>>>>>

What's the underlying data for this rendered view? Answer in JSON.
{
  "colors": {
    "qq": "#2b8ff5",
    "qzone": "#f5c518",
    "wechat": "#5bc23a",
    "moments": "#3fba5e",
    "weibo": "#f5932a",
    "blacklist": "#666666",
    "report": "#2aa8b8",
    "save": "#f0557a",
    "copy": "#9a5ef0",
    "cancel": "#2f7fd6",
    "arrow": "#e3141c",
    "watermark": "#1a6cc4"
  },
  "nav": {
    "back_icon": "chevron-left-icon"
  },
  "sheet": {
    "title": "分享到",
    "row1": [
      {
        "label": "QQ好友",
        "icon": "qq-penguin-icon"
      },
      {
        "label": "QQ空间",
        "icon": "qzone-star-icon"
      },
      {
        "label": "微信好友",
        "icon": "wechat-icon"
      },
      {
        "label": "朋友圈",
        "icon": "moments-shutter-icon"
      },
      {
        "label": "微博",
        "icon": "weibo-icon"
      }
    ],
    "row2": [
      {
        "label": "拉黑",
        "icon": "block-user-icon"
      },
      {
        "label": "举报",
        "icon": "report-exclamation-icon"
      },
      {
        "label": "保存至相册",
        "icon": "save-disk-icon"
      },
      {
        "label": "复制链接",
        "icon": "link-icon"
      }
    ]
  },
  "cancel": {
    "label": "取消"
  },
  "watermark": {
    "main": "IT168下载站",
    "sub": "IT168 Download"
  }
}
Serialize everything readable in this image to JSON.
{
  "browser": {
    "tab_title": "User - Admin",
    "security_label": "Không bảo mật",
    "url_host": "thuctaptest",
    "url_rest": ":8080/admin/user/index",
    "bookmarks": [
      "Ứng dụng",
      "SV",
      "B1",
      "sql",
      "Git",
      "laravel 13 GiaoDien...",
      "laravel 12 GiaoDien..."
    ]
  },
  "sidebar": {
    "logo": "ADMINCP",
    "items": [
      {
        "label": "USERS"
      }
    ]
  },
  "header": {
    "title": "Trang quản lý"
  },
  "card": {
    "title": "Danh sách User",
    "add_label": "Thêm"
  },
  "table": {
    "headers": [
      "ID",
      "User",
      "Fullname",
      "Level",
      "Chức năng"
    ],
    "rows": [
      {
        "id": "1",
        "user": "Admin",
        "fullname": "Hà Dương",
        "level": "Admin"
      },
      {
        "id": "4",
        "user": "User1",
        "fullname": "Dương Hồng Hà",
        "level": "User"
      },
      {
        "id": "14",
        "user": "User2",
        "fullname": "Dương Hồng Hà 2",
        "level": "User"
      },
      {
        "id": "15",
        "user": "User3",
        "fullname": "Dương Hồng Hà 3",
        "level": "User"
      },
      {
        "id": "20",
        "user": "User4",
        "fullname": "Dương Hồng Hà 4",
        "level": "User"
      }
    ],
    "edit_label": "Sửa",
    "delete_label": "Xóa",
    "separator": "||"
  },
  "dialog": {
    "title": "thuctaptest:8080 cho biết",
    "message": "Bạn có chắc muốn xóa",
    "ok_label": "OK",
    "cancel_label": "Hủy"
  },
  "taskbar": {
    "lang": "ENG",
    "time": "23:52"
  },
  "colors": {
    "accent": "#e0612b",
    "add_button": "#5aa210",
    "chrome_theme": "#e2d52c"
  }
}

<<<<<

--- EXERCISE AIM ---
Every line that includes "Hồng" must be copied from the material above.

--- WORKED SOLUTION ---
        "fullname": "Dương Hồng Hà",
        "fullname": "Dương Hồng Hà 2",
        "fullname": "Dương Hồng Hà 3",
        "fullname": "Dương Hồng Hà 4",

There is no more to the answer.